Sir Alex Ferguson
Manchester United's manager Ferguson applauds after their English Premier League match against Wolverhampton Wanderers in Manchester. REUTERS

Sir Alex Ferguson has said he will resist the temptation to sign any new players in January, despite Manchester United's extensive injury list and recent Champions League exit.

Ferguson has previously said it is difficult to find value for money in the winter transfer window and his stance is unlikely to have changed following United's failure to advance in Europe.

The Scot had been linked with a move for an additional central defender after Nemanja Vidic was ruled out for the rest of the season with damaged ligaments in his right knee.

The Manchester United manager signed Vidic in the January following United's last Champions League group stage exit but Ferguson cautioned such an approach was doubtful in the New Year.

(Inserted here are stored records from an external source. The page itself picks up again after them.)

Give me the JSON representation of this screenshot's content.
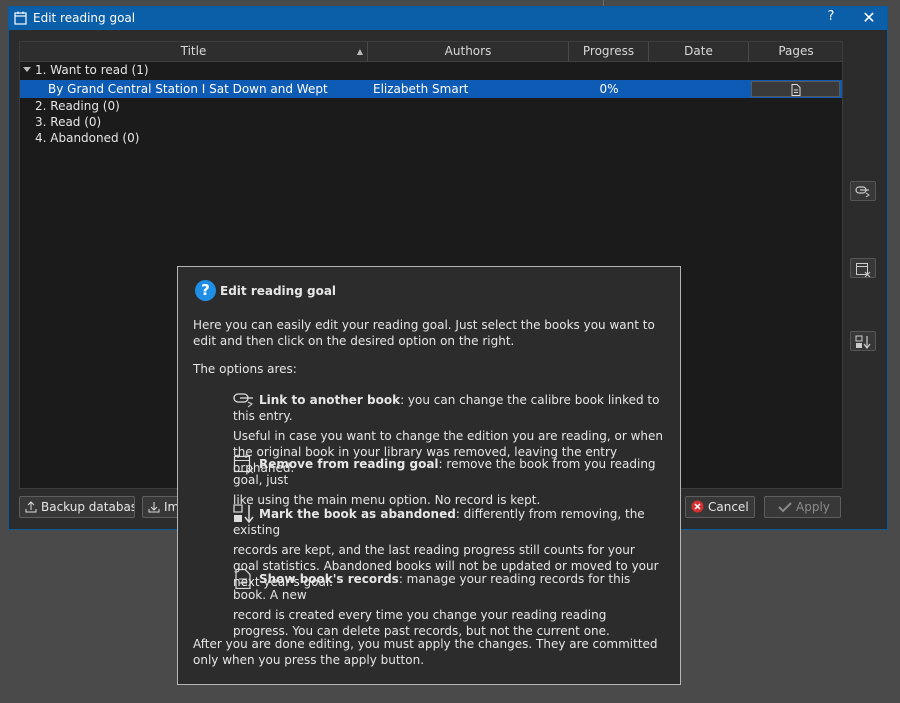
{
  "window": {
    "title": "Edit reading goal",
    "help_label": "?",
    "close_label": "✕"
  },
  "table": {
    "columns": [
      "Title",
      "Authors",
      "Progress",
      "Date",
      "Pages"
    ],
    "groups": [
      {
        "label": "1. Want to read (1)",
        "expanded": true,
        "books": [
          {
            "title": "By Grand Central Station I Sat Down and Wept",
            "author": "Elizabeth Smart",
            "progress": "0%",
            "date": ""
          }
        ]
      },
      {
        "label": "2. Reading (0)"
      },
      {
        "label": "3. Read (0)"
      },
      {
        "label": "4. Abandoned (0)"
      }
    ]
  },
  "side_buttons": [
    "link-icon",
    "calendar-remove-icon",
    "abandon-icon"
  ],
  "buttons": {
    "backup": "Backup database",
    "import": "Im",
    "cancel": "Cancel",
    "apply": "Apply"
  },
  "tooltip": {
    "heading": "Edit reading goal",
    "intro": "Here you can easily edit your reading goal. Just select the books you want to edit and then click on the desired option on the right.",
    "options_label": "The options ares:",
    "options": [
      {
        "name": "Link to another book",
        "rest": ": you can change the calibre book linked to this entry.",
        "detail": "Useful in case you want to change the edition you are reading, or when the original book in your library was removed, leaving the entry orphaned."
      },
      {
        "name": "Remove from reading goal",
        "rest": ": remove the book from you reading goal, just",
        "detail": "like using the main menu option. No record is kept."
      },
      {
        "name": "Mark the book as abandoned",
        "rest": ": differently from removing, the existing",
        "detail": "records are kept, and the last reading progress still counts for your goal statistics. Abandoned books will not be updated or moved to your next year's goal."
      },
      {
        "name": "Show book's records",
        "rest": ": manage your reading records for this book. A new",
        "detail": "record is created every time you change your reading reading progress. You can delete past records, but not the current one."
      }
    ],
    "outro": "After you are done editing, you must apply the changes. They are committed only when you press the apply button."
  },
  "colors": {
    "selection": "#0d5bb5",
    "titlebar": "#0b5ea8",
    "help": "#1f8fe6"
  }
}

"It's not easy to get players in January," Ferguson said.

"I am not quite sure if you went for a player if he could play in the Europa League. There is criteria there in the sense of playing in the Champions League and whether they could play in the Europa League.

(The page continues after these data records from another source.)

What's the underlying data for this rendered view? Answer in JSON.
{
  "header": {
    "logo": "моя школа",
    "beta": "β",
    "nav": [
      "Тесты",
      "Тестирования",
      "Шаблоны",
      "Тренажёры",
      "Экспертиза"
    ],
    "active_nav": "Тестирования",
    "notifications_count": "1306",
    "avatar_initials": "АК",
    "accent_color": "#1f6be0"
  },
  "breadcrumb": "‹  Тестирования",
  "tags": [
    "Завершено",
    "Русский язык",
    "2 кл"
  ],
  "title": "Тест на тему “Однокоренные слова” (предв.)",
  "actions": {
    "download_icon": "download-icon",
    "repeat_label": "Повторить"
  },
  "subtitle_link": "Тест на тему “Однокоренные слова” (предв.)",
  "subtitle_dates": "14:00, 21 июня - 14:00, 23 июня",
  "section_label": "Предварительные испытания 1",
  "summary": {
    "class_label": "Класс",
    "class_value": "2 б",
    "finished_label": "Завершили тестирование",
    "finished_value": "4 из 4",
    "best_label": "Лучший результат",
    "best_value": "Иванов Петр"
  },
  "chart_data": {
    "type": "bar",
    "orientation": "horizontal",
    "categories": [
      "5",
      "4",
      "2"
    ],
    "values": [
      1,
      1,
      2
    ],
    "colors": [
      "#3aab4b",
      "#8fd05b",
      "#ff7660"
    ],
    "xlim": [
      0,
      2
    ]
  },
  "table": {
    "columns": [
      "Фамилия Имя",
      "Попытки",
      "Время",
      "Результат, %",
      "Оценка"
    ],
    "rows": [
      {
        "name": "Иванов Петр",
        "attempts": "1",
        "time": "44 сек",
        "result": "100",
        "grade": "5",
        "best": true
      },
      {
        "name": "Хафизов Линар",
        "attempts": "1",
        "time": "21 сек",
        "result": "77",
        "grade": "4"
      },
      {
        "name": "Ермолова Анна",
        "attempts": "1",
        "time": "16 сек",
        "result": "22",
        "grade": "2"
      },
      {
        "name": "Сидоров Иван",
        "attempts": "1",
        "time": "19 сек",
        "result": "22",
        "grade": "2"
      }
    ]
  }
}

"There are a lot of issues but there is nothing in my mind at the moment."

Ferguson will have been reassured by the news that Manchester United midfielder Tom Cleverley could resume light training next week as he continues his recovery from an ankle injury.

Cleverley is not expected back until after the New Year but his return will be a major boost to Ferguson as he copes with dropping out of Europe's premier competition.

The Manchester United manager has come under sustained criticism in the aftermath of demotion to the Europa League, with former captain Roy Keane the most vocal.

The former Republic of Ireland international suggested United's young guns were the root cause of their Champions League exit.

He told ITV viewers: "I'd be getting hold of some of those lads and saying 'You better buck your ideas up.'"

However, Ferguson moved to stave off the negative press United's exit has wrought, saying the coming weeks would be a storm his side would have to weather in silence.

"No one relishes seeing criticism of themselves," Ferguson added. But I've said it time and time again, you only need to lose two games here and the hounds are out.

"It [the criticism] is something I don't really follow to be honest. I know the work we're doing here is the right work. The players we have here are the right players.

"We always want to be better, we want to be perfect, but you never can be perfect. Perseverance is necessary to try and achieve it and that's what this club is good at."